As much as I have attempted to make this guide informative and correct, you may find your local authority has a different interpretation of the complicated guidelines they are given. From the stories I have heard from other expats this situation more often than not has worked in their favour, as healthcare providers are more concerned with helping someone who is sick or injured than filling in forms and taking your money.
What happens to access to Italian healthcare after Brexit?
For anyone already living and registered in Italy, access to healthcare won’t change after Brexit. Anyone who moves and becomes a resident before the end of the transition period will also have the right to access Italian healthcare.

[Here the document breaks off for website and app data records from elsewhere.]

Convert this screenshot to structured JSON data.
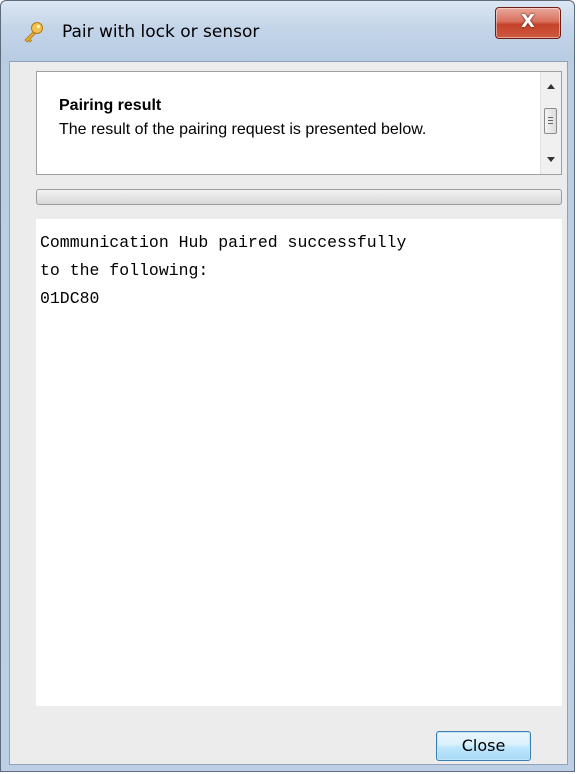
{
  "window": {
    "title": "Pair with lock or sensor",
    "close_glyph": "X",
    "title_icon": "key-icon"
  },
  "header": {
    "title": "Pairing result",
    "description": "The result of the pairing request is presented below."
  },
  "progress": {
    "fraction": 0
  },
  "output": {
    "lines": [
      "Communication Hub paired successfully",
      "to the following:",
      "01DC80"
    ]
  },
  "footer": {
    "close_label": "Close"
  },
  "colors": {
    "accent_close": "#c4412a",
    "button_border": "#3c7fb1"
  }
}
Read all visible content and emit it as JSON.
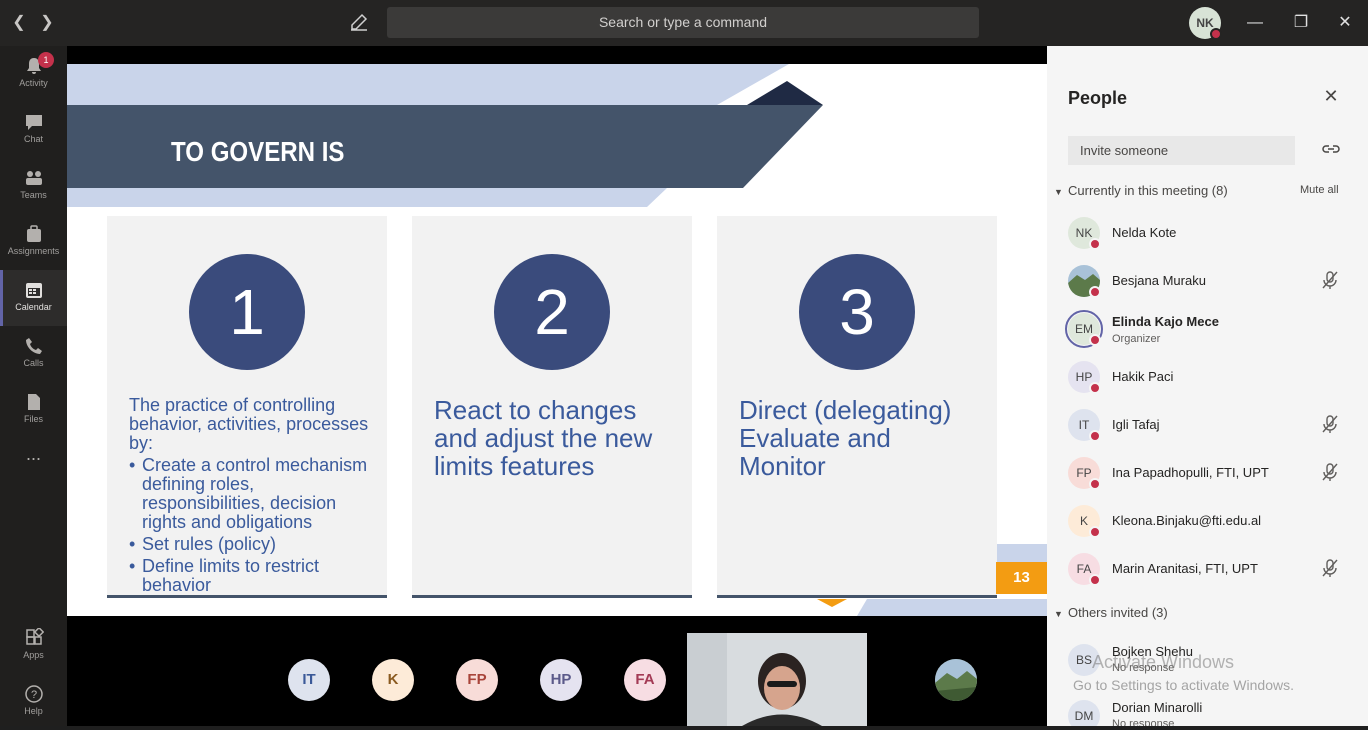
{
  "titlebar": {
    "search_placeholder": "Search or type a command",
    "me_initials": "NK"
  },
  "rail": {
    "activity_badge": "1",
    "items": [
      {
        "label": "Activity",
        "icon": "bell-icon"
      },
      {
        "label": "Chat",
        "icon": "chat-icon"
      },
      {
        "label": "Teams",
        "icon": "teams-icon"
      },
      {
        "label": "Assignments",
        "icon": "assignments-icon"
      },
      {
        "label": "Calendar",
        "icon": "calendar-icon",
        "active": true
      },
      {
        "label": "Calls",
        "icon": "phone-icon"
      },
      {
        "label": "Files",
        "icon": "file-icon"
      },
      {
        "label": "Apps",
        "icon": "apps-icon"
      },
      {
        "label": "Help",
        "icon": "help-icon"
      }
    ],
    "more": "..."
  },
  "slide": {
    "title": "TO GOVERN IS",
    "page_number": "13",
    "cards": [
      {
        "number": "1",
        "intro": "The practice of controlling behavior, activities, processes by:",
        "bullets": [
          "Create a control mechanism defining roles, responsibilities, decision rights and obligations",
          "Set rules (policy)",
          "Define limits to restrict behavior"
        ]
      },
      {
        "number": "2",
        "text": "React to changes and adjust the new limits features"
      },
      {
        "number": "3",
        "text": "Direct (delegating) Evaluate and Monitor"
      }
    ]
  },
  "call_strip": {
    "thumbs": [
      {
        "initials": "IT",
        "bg": "#dee3ee",
        "color": "#3b5998"
      },
      {
        "initials": "K",
        "bg": "#fdebd8",
        "color": "#8a5a20"
      },
      {
        "initials": "FP",
        "bg": "#f8dcd8",
        "color": "#a8443a"
      },
      {
        "initials": "HP",
        "bg": "#e5e3f0",
        "color": "#5b5a8a"
      },
      {
        "initials": "FA",
        "bg": "#f7dde3",
        "color": "#a33a55"
      }
    ]
  },
  "people": {
    "title": "People",
    "invite_placeholder": "Invite someone",
    "current_header": "Currently in this meeting (8)",
    "mute_all": "Mute all",
    "current": [
      {
        "initials": "NK",
        "name": "Nelda Kote",
        "bg": "#dfe8dc",
        "muted": false
      },
      {
        "initials": "",
        "name": "Besjana Muraku",
        "bg": "#6e8c5a",
        "muted": true,
        "photo": true
      },
      {
        "initials": "EM",
        "name": "Elinda Kajo Mece",
        "role": "Organizer",
        "bg": "#dfe8dc",
        "muted": false,
        "bold": true
      },
      {
        "initials": "HP",
        "name": "Hakik Paci",
        "bg": "#e5e3f0",
        "muted": false
      },
      {
        "initials": "IT",
        "name": "Igli Tafaj",
        "bg": "#dee3ee",
        "muted": true
      },
      {
        "initials": "FP",
        "name": "Ina Papadhopulli, FTI, UPT",
        "bg": "#f8dcd8",
        "muted": true
      },
      {
        "initials": "K",
        "name": "Kleona.Binjaku@fti.edu.al",
        "bg": "#fdebd8",
        "muted": false
      },
      {
        "initials": "FA",
        "name": "Marin Aranitasi, FTI, UPT",
        "bg": "#f7dde3",
        "muted": true
      }
    ],
    "invited_header": "Others invited (3)",
    "invited": [
      {
        "initials": "BS",
        "name": "Bojken Shehu",
        "status": "No response",
        "bg": "#dee3ee"
      },
      {
        "initials": "DM",
        "name": "Dorian Minarolli",
        "status": "No response",
        "bg": "#dee3ee"
      }
    ]
  },
  "watermark": {
    "line1": "Activate Windows",
    "line2": "Go to Settings to activate Windows."
  }
}
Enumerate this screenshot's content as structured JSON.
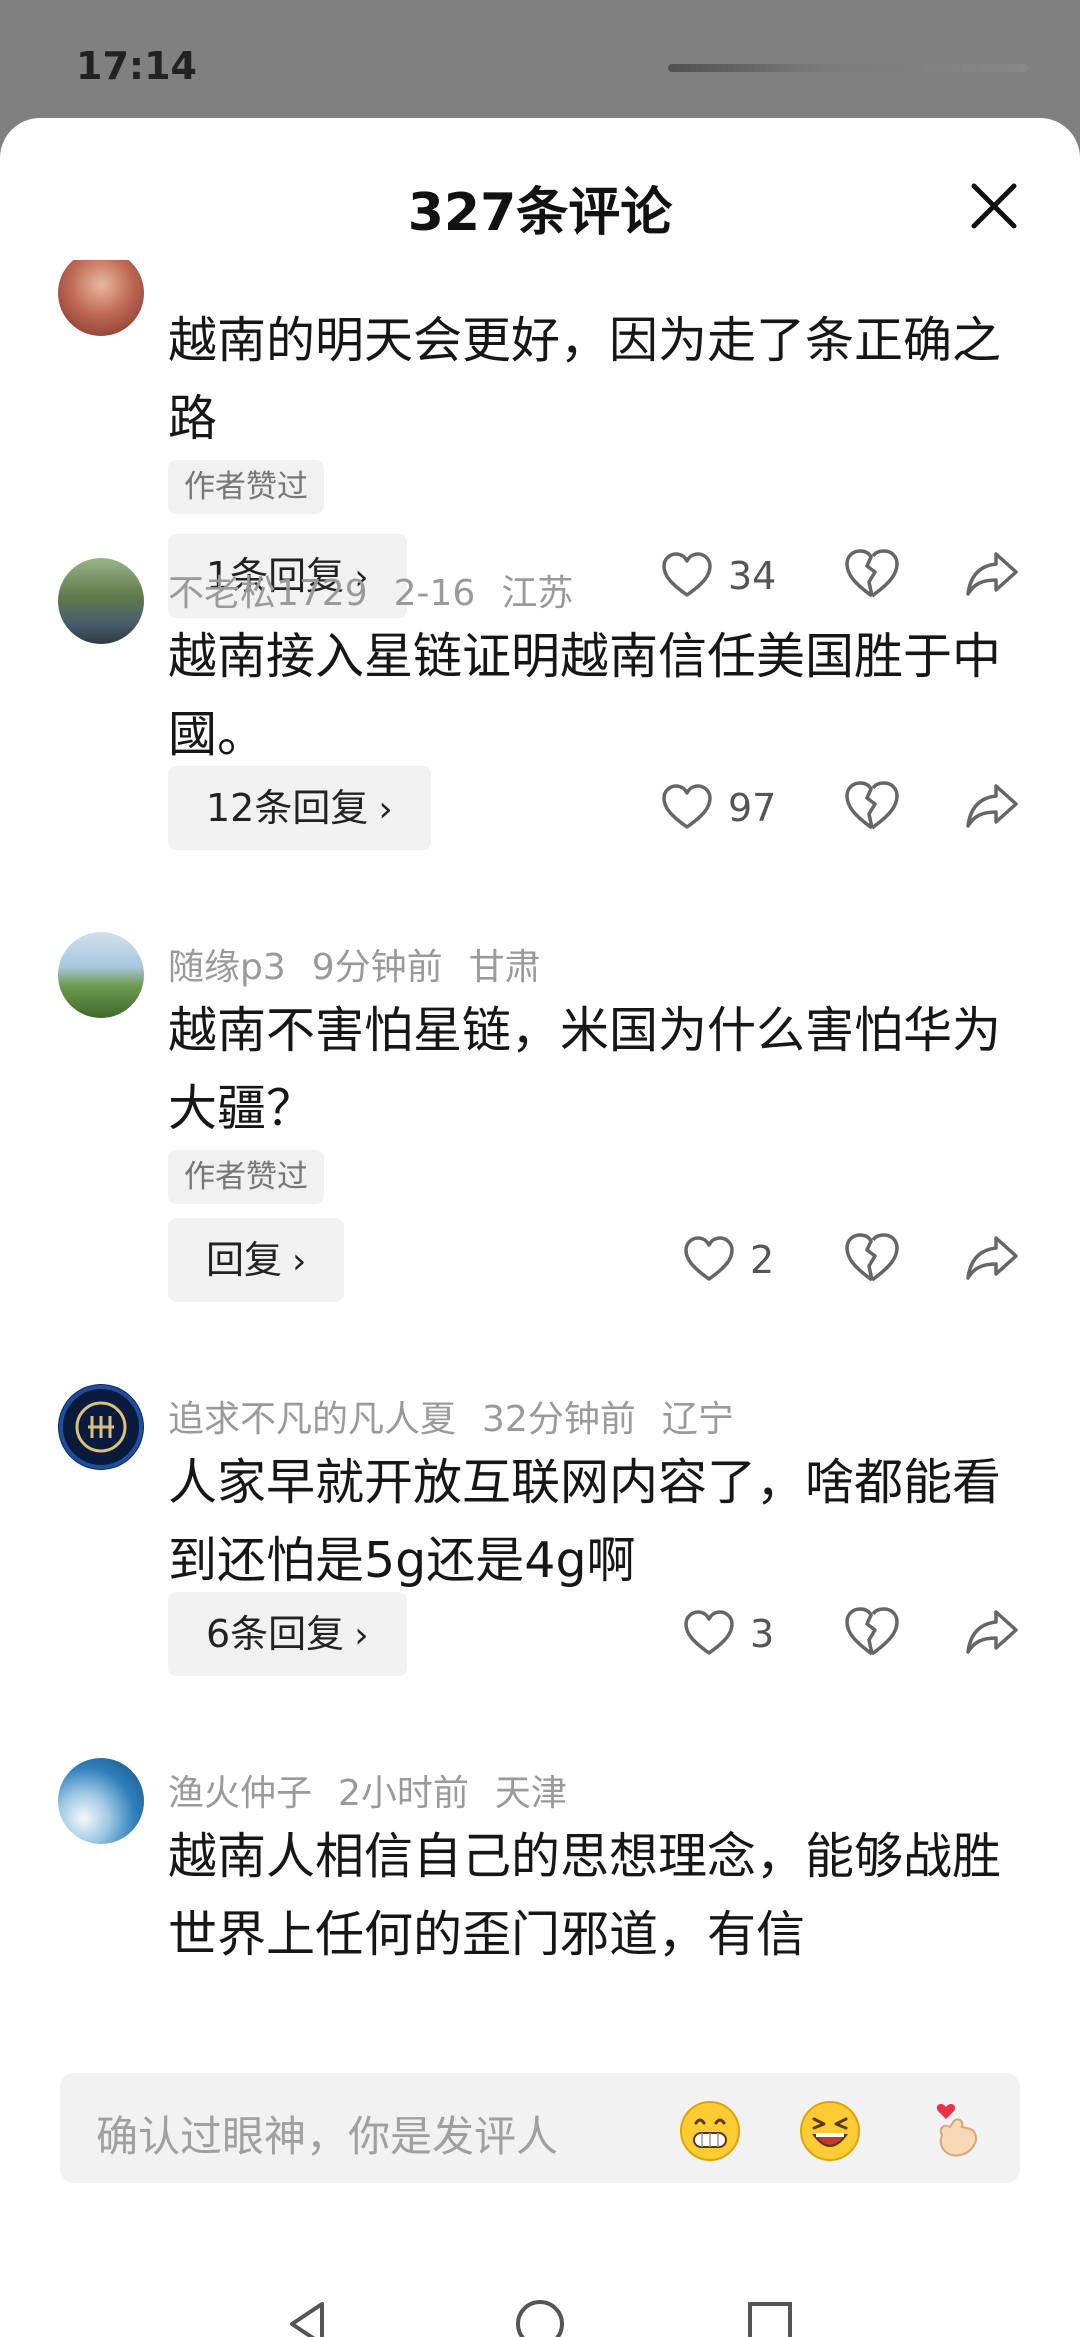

So start planning now to be in place before the end of December 2020 and you will have your rights guaranteed, as long as you are registered as resident.
It’s still not entirely clear what healthcare coverage will look like after the transition period, but the Italian government has said that it will look “to continue the arrangements for reciprocal health care” with the UK. Many observers expect there to be little practical difference, because there would be no benefit to changing the current situation, as long as it is still based on reciprocity.
Find out more about living in Italy after Brexit in your free Brexit guide.
The Healthcare guide will provide information on
• How to get Italian healthcare
• Private medical insurance
• Planning ahead
• How overseas services compare with the NHS
• What could happen after Brexit